The field season this year has been very rewarding with spring meetings at Horeb led by Ian Morgan, Mynydd Pembrey with Denys Williams and Stradey Woods where we heard Garden Warblers and saw the winter damage to the Wild Service Tree (Sorbus torminalis). In June we paid a visit to the Allt Rhyd-y-groes National Nature Reserve led by Ray Woods of the Nature Conservancy Council. Typically the Welsh weather was at its worst, but the Sessile Oakwoods, for which the Cambrian Mountains are so noted, were at their best. In a small hayfield we were shown Greater Butterfly Orchids (Platanthera chlorantha) together with a number of other grassland species not often seen on today’s herbicide-treated farms. It was certainly well worth the soaking that we all got.

It was just as well that only a few members attended the Towyn Burrows meeting in August, as after a very pleasant walk in glorious sunshine, having observed acres of Sea Lavender (Limonium spp.) and the newly fanned dunes at Towyn Point, yours truly got the party lost. Well not exactly lost, just the wrong side of a thick and impenetrable Buckthorn barrier - we could see the cars not 100 yards away but despite numerous attempts to go through the thorn-bushes we had to retrace our steps, adding an extra hour to an already long six-hour marathon. There were many murmurings among the ranks of, “Sack the Sec.” and, “Send him back for a machete” But there was some recompense when we came across a very attractive flowering stand of Marsh Mallow (Althaea officinalis) which we would not have seen had we taken a less devious route.

A working party was organised in May to try to alleviate some of the damage done to the Stradey Woods’ Wild Service Tree last winter, referred to above. The largest tree of the group of three had fallen over the cliff, probably due to gales and the weight of snow. The object of the working party was to fence off the corner of the pasture where suckers from the trees had been appearing for a number of years but had been grazed—off by the farmer’s cattle. Apart from disturbing a nest of bees, with the expected consequences, and nearly losing one or two members over the cliff when trying to tension the wire, the job was completed successfully. It remains to be seen whether tic suckers will now grow up to eventually replace the ailing trees on the cliff edge.

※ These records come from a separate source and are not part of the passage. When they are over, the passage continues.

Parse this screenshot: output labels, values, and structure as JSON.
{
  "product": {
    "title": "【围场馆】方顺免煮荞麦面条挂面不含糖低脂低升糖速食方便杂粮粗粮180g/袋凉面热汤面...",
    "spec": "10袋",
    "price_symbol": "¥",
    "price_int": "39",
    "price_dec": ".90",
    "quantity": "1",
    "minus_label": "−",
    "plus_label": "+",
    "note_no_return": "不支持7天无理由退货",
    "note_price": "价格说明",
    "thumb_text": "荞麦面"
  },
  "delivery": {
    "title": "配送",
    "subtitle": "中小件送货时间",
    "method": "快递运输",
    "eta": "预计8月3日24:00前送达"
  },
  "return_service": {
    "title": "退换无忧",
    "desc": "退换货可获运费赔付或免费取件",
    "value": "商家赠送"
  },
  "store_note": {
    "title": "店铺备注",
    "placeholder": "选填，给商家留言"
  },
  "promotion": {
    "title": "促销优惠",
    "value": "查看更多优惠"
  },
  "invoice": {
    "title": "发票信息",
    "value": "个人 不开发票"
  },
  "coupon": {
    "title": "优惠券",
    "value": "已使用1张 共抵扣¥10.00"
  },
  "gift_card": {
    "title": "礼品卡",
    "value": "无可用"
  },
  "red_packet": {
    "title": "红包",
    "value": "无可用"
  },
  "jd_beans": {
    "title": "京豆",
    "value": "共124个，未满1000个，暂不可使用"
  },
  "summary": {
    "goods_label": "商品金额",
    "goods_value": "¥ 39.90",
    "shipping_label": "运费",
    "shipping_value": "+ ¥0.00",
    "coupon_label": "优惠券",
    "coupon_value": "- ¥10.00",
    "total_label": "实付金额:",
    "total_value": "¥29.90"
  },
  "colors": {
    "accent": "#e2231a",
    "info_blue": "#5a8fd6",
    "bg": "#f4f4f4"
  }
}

All meetings have produced additional records for the Carmarthenshire Flora, a project that has been started this season with a number of Naturalists’ members participating, but will probably take many years to complete. The coastal part at the county is fairly well covered, although there are many gaps, but I intend next year to hold a meeting or two purely for recording in completely unworked areas.

I have not received any replies to my request in the last Newsletter for information of any church or chapel yards which appear to support a diverse flora. Perhaps all the town graveyards are tended like lawns but some that I have visited in the less urban areas have been very rewarding. One, near Glanamman, was particularly rich with an abundance of Greater Burnet (Sanguisorba officinalis), orchids, and all the plants you would expect to find in undisturbed and unfertilized grassland. The chapel was dated 1773 but there was about one third of the area still unoccupied by graves, resulting in perhaps half an acre of species-rich grassland. Also the stone walls and adjacent woodland and wet flushes produced many additional plants..

Finally, any of you wanting to brush up on your knowledge of local natural history have an opportunity to do so this autumn as the Workers Education Association have asked the LIanelli Naturalists to run a course of six lectures on the “Natural History of Carmarthenshire”. The lectures are weekly on Monday nights starting on October 4th at the L.E.A. Centre in John Street, and are open to any interested person. Speakers will be Dr. Philip Jones, Mr. Brian Stringer and myself and the subjects to be covered will include geological, faunal and floral topics.